Every time I set up the camera, my goal is to create a photograph worthy of a patron’s wall. To attract an audience the work must first be beautiful. To persevere, it must be insightful and create awareness. Photographing in the large format tradition with normal perspective lenses subtly conveys the historical perspective. It was the view of many early 19th Century photographers that wide angle lenses distorted reality. To paraphrase Michael Carey Lea in his Manual of Photography from 1871, gardens should not appear as parks.
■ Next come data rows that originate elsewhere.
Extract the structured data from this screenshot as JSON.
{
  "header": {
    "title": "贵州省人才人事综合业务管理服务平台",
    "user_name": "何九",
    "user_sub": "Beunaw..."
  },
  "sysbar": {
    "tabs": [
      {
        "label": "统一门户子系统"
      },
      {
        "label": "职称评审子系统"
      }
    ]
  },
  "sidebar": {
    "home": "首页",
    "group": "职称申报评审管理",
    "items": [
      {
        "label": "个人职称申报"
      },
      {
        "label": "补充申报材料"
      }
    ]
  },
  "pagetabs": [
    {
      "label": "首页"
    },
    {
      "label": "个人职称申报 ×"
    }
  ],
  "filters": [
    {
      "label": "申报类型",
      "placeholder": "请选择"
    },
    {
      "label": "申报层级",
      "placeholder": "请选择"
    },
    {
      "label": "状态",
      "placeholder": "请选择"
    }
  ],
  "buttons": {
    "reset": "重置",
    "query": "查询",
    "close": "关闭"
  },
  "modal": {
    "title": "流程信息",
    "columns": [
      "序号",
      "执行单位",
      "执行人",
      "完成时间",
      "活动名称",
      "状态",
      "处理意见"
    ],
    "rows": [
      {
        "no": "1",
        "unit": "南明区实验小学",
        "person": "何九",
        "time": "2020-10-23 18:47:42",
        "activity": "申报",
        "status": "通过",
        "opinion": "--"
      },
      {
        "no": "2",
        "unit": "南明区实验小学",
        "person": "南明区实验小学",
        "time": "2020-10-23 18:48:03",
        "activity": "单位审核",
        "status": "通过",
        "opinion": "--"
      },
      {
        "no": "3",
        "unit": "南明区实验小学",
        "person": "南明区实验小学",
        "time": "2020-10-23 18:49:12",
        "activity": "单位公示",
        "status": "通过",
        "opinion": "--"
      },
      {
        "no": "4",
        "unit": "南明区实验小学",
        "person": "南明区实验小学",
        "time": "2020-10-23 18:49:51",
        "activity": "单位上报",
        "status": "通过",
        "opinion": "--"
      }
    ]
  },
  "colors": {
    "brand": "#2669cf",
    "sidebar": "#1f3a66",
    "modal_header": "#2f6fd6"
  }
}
Lake Tahoe: A Fragile Beauty begins with the beautiful and often subdued images of land, light, and shape. So much of our affection for Tahoe comes from a sense of awe and wonder upon seeing its shores. Slowly the imagery shifts toward, what I term, the intersecting landscape. To quote the Forward: “While Tahoe’s sublime vistas always capture me, it is upon closer contemplation that I inevitably find myself at those intersecting landscapes, those brought on by our industriousness, dreams, and ambitions.”